Durham University’s Centre for Catholic Studies is launching a series of events to highlight the significance of Ushaw College.
In an effort to raise awareness of the nationally-important holdings at the former seminary – including documents from the period of Catholic persecution and rare first edition books – the Centre is arranging a series of lectures at the former seminary.
Before Christmas, the lectures will consider the reaction of English Catholics to Enlightenment Arts and Sciences. The series will be opened by the well-known historian, Eamon Duffy, on 17 October who will talk about the eighteenth century Ushaw-trained historian John Lingard. On 31 October, Durham’s Stefano Cracolici and Giovanna Capitelli will explore Ushaw’s art and the heritage of faith. The final lecture of 2012 will be given by Ushaw’s Michael Sharratt, who will talk about Catholicism, modernity and science at Ushaw in the nineteenth century, in particular approaches to Charles Darwin’s theory of evolution.
The lecture series will continue in 2013, with topics including the Pugin architecture of Ushaw and its silver, before a major conference on Early Modern Catholicism is held at the college next summer. The events will also lead towards the publication of a book about the treasures of Ushaw.

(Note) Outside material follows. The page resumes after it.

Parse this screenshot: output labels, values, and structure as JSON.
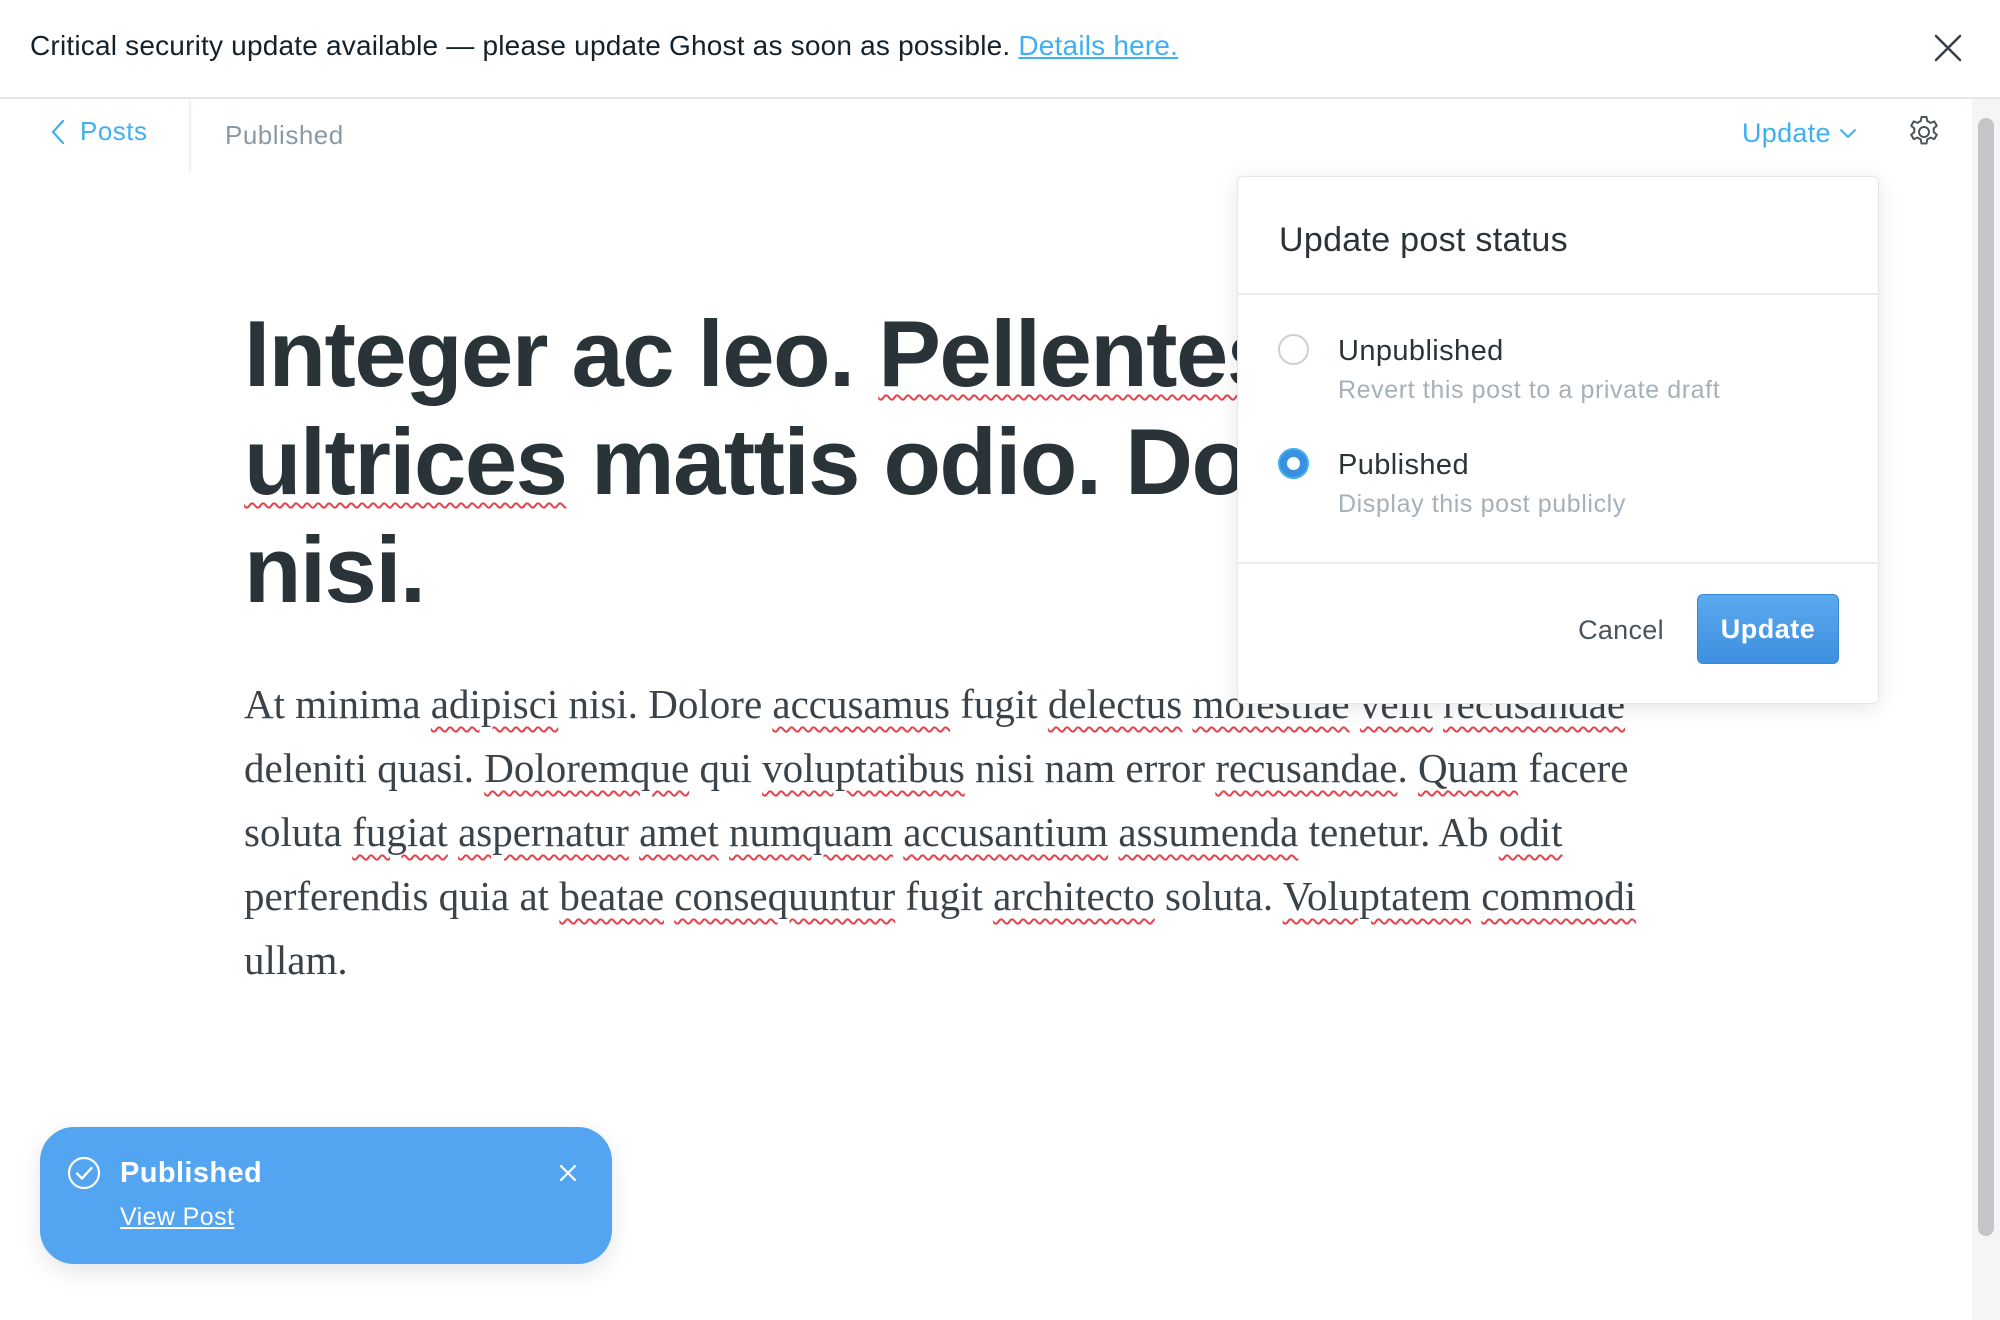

Speaking of the upcoming events, Dr James Kelly, a fellow at the Centre for Catholic Studies who will be working on the Ushaw material, said:
“These events are aimed at showing just how important Ushaw and its holdings are not just to the Catholic community, but to the history of the North-East and England more generally. By looking at Ushaw in this way, it becomes clear that its history – and that of Catholicism – is not a mere footnote to the national story but of lasting importance.”
The Ushaw lectures will start with refreshments at 5:30pm. Each event will be accompanied by a small exhibition of items held at Ushaw relevant to the topic.
The overall theme is: ‘English Catholic reactions to Enlightenment Arts and Sciences’.
John Lingard and the Reformation
Stefano Cracolici and Giovanna Capitelli
Ushaw Art and the Heritage of Faith
Catholicism, Modernity and Science:
Teaching at Ushaw on the eve of Vatican I
You don’t have to pay to attend the lectures, but you must register for your free ticket with Theresa Phillips:
t: 0191 334 1656